In an ideal world, where parties agree that the English courts will have jurisdiction to hear any disputes arising out of a contract, that agreement should also contain a clause providing for service of proceedings on a designated agent in England where any party does not have a registered address located in England. Pursuant to Civil Procedure Rule 6.11 (Service of the claim form by a contractually agreed method), service can then be effected on that designated agent without having to serve proceedings out of the jurisdiction - which can incur significant delays.
Two recent cases illustrate how useful a “process agent” provision can be.
Piraeus Bank v Grand Anemi Limited (and others)  EWHC 974 (Comm)

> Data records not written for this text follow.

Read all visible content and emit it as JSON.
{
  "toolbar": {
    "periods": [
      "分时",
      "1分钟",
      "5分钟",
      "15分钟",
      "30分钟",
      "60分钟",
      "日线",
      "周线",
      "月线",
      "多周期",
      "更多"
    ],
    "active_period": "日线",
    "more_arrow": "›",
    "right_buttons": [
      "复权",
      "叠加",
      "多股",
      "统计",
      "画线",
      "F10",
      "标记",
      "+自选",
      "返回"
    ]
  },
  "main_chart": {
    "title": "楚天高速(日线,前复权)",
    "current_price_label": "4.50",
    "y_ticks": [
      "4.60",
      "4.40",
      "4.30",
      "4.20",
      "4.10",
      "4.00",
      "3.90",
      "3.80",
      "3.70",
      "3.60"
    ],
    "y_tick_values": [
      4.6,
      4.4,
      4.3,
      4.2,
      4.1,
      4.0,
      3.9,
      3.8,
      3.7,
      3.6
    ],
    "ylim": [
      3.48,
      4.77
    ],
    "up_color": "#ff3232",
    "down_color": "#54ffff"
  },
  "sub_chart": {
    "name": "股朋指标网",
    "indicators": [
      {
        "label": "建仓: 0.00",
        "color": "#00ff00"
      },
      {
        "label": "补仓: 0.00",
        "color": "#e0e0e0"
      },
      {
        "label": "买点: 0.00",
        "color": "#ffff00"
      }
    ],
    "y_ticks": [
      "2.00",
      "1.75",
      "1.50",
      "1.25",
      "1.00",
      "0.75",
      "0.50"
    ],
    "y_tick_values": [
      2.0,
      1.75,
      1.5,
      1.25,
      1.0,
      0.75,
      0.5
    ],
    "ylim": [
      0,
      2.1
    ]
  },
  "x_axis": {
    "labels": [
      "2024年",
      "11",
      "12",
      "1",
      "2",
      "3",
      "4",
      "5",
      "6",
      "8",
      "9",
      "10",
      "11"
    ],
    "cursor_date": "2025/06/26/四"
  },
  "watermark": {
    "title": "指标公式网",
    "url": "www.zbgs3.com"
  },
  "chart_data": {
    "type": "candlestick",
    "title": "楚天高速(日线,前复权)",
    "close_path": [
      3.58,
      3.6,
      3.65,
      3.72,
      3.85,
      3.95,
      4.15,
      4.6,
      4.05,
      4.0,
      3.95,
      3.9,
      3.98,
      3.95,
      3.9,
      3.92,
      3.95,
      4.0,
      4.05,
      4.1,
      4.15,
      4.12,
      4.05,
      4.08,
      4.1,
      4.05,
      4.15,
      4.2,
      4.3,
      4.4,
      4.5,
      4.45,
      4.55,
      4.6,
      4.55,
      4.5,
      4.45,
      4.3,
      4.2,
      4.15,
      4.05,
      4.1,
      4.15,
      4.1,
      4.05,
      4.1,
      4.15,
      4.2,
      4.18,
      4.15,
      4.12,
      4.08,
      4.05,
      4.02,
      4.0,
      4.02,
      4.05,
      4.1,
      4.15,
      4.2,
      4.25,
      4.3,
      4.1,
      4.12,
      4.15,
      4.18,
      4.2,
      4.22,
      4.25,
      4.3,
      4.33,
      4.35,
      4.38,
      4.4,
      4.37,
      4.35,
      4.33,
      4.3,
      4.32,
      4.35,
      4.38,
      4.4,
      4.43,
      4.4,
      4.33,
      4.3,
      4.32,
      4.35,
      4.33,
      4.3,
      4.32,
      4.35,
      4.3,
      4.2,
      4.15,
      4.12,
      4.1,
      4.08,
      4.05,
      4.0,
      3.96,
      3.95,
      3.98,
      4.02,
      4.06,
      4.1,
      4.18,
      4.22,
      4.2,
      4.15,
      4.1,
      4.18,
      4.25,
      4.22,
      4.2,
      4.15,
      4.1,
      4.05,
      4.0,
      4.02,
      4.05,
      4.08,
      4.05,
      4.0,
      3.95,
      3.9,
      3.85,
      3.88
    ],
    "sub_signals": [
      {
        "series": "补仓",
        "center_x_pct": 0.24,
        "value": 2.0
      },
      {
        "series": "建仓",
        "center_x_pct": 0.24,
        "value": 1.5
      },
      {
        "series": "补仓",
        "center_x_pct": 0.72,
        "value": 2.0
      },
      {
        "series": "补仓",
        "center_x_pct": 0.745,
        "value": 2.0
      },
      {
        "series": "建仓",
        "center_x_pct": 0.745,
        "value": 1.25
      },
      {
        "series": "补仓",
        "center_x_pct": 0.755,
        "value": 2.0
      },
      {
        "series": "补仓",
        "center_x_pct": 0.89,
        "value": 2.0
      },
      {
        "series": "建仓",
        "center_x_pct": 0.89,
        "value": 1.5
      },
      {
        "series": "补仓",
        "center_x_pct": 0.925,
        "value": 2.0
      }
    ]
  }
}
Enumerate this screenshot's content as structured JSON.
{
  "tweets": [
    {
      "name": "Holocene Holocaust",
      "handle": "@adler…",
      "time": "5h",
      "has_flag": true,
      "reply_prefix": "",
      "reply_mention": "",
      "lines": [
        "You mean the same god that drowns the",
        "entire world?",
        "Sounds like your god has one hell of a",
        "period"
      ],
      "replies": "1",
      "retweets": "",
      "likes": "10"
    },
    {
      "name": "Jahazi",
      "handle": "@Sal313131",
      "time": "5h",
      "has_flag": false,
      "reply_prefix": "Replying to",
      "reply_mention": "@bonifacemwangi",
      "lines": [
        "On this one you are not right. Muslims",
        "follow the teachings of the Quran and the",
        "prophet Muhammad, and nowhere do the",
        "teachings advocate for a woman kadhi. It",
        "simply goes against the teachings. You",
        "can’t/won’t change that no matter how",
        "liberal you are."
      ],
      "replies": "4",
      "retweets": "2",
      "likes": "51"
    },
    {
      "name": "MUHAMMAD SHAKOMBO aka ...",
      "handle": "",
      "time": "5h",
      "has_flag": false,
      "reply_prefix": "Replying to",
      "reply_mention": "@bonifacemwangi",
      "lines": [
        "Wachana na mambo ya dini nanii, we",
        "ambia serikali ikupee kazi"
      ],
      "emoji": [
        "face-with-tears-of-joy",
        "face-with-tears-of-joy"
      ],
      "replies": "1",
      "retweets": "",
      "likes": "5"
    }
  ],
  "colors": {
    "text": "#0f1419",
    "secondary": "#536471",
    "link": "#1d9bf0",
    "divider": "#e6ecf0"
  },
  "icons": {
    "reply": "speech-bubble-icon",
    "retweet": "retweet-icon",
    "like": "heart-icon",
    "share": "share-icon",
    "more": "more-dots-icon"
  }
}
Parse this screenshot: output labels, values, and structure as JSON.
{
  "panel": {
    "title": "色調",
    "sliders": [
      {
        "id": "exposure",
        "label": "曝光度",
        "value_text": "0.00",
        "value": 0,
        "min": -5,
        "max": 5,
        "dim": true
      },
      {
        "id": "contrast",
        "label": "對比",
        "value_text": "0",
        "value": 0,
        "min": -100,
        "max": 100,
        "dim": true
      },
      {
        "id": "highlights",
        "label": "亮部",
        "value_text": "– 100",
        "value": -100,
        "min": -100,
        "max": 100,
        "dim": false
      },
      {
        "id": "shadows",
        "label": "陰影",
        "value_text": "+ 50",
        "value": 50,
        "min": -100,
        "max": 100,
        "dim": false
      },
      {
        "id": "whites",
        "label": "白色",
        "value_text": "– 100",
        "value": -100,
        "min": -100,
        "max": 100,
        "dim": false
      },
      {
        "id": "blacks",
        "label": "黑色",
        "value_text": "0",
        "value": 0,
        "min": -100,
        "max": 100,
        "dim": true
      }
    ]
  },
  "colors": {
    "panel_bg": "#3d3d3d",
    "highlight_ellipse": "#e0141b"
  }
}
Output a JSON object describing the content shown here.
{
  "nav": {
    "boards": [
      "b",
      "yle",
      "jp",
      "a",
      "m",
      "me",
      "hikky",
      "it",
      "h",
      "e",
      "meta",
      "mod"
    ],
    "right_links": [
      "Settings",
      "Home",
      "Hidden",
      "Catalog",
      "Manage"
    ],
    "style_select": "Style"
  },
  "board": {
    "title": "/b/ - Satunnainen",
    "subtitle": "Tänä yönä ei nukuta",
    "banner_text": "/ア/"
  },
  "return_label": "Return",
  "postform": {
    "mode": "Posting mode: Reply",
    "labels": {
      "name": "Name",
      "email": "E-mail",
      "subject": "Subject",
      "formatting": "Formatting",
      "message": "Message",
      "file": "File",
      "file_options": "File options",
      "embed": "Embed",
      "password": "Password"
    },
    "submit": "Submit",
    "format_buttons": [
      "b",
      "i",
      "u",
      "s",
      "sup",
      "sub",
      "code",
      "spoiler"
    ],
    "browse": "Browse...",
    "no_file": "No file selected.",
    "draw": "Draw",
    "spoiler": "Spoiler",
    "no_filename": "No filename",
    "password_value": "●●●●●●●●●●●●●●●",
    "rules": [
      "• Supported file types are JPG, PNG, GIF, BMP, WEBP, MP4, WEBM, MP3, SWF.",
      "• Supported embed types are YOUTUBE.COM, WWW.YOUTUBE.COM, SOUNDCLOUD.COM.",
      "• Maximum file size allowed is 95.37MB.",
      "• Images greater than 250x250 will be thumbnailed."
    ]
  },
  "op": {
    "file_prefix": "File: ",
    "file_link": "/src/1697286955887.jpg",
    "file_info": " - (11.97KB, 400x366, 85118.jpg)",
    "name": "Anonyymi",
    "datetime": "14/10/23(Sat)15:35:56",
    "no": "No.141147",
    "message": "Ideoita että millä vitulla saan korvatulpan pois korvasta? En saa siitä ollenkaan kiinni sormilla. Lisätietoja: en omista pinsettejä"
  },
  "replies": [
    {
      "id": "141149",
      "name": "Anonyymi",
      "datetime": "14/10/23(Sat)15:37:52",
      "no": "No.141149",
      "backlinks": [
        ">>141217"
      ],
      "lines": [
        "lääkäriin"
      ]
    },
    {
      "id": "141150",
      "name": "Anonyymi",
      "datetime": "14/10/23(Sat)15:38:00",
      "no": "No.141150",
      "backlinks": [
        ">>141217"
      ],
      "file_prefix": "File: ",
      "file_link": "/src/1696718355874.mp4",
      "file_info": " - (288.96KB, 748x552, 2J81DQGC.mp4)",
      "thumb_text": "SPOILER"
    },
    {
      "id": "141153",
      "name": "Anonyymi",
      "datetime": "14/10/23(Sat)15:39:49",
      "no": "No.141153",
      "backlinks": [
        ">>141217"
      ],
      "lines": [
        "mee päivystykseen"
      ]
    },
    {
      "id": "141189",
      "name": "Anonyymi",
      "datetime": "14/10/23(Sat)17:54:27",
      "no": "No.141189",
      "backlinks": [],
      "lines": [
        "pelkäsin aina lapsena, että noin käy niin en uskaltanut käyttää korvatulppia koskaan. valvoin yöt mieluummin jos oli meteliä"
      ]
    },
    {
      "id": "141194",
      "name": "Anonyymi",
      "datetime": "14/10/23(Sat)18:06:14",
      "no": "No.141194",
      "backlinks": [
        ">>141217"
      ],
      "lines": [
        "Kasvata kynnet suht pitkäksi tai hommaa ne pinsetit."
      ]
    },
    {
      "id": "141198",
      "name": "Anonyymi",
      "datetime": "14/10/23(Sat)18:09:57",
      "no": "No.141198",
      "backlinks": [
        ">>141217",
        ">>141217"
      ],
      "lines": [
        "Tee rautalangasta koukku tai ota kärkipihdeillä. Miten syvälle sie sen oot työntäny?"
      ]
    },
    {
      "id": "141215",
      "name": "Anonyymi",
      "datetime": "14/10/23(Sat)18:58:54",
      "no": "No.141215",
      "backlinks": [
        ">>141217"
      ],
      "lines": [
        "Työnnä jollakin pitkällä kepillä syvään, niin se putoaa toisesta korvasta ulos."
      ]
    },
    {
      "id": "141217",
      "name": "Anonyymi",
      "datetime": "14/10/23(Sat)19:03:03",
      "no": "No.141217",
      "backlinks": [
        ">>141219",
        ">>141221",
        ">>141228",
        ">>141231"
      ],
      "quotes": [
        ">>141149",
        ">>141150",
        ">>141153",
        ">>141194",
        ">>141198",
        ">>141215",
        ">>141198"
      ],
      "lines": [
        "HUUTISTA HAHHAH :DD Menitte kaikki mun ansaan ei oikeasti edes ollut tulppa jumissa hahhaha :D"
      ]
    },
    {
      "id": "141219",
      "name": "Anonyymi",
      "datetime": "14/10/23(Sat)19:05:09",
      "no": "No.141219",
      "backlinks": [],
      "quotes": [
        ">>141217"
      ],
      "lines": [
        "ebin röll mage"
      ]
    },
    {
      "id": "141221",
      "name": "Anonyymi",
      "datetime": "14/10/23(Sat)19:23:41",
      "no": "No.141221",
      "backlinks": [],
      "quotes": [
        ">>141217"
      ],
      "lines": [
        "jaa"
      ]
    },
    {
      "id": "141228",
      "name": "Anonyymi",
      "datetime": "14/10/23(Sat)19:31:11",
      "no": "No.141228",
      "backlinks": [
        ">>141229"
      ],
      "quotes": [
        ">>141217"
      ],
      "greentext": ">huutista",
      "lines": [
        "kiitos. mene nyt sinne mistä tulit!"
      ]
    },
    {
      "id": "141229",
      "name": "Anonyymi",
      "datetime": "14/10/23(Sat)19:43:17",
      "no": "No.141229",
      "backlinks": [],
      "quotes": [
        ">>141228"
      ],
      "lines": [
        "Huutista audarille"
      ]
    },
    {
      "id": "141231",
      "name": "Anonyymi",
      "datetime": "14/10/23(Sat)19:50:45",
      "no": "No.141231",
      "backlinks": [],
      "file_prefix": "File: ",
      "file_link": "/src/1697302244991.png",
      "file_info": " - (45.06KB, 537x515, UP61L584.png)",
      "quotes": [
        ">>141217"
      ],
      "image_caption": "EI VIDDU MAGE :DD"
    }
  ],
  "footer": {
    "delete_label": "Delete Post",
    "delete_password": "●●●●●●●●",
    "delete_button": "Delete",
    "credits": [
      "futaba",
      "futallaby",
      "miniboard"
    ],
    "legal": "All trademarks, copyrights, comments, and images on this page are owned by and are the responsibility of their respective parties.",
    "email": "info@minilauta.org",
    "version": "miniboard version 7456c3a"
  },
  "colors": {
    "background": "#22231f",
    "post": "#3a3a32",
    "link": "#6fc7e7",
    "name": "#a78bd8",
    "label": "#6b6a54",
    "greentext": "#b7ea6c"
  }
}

The claim concerned a breach of a loan agreement (and related indemnities) between, among others, Piraeus Bank (B) and Grand Anemi (G) under which over €80m was due. The agreement contained a provision irrevocably appointing a London service agent to act as G’s agent to receive and accept any documents in relation to English proceedings. Accordingly B served proceedings on G’s London agent. However, the agent then resigned two weeks later.
The Court held that the service was valid despite the agent’s resignation, as the appointment of the agent was irrevocable.
This case highlights the importance of ensuring that any appointment is expressly stated to be “irrevocable”. The reason being that, in cases where the agent has resigned or the relevant defendant has withdrawn the agent’s authority, service may still be effected upon that agent unless the parties expressly agree that service can be effected via a different means.
Punjab National Bank (International) Limited v Boris Shipping Limited (and others)  EWHC 1280 (QB)
The claim concerned a breach of an overdraft facilities agreement between Punjab National Bank (B) and two offshore companies and their guarantors (each based in India) (collectively D). The guarantees contained an irrevocable appointment of an agent for service for process within the jurisdiction.
B chose not to effect service on the agent within the jurisdiction but instead decided to effect service on all Ds via the Hague Convention. Approximately a year later, service had still not been effected on all Ds. B sought summary judgment against the Ds. However, given the delay in serving proceedings via the Hague Convention, B obtained an order for service via an alternative means under CPR 6.15 (Service of the claim form by an alternative method or at an alternative place).
At the summary judgment hearing the Court found that the order for alternative service should not have been made where a contracting state has indicated that it is opposed to service otherwise than through a designated authority (i.e. it objects to service by post or other approved means). It will only be in exceptional circumstances that the English Courts override this. It was concluded that there were no such exceptional circumstances in this case and therefore the order for summary judgment was not granted.
This case highlights that including an irrevocable appointment of an agent for service for process within a jurisdiction can avoid having to rely on the somewhat lengthy and potentially expensive service of process under the Hague Convention. In this case, B had such a clause in the guarantees but chose not to use this method. B could have avoided these complications if it had relied on the irrevocable appointment.
Sometimes process agent clauses of the kind discussed above can be of real benefit to lenders, particularly when documenting loans and other finance contracts which adopt English law and jurisdiction provisions but where the borrower or guarantor is located overseas. Such clauses should provide for the appointment to be irrevocable, to avoid problems should the agent subsequently resign. As the Punjab National Bank case demonstrates, lenders should consider taking advantage of such agents if problems emerge.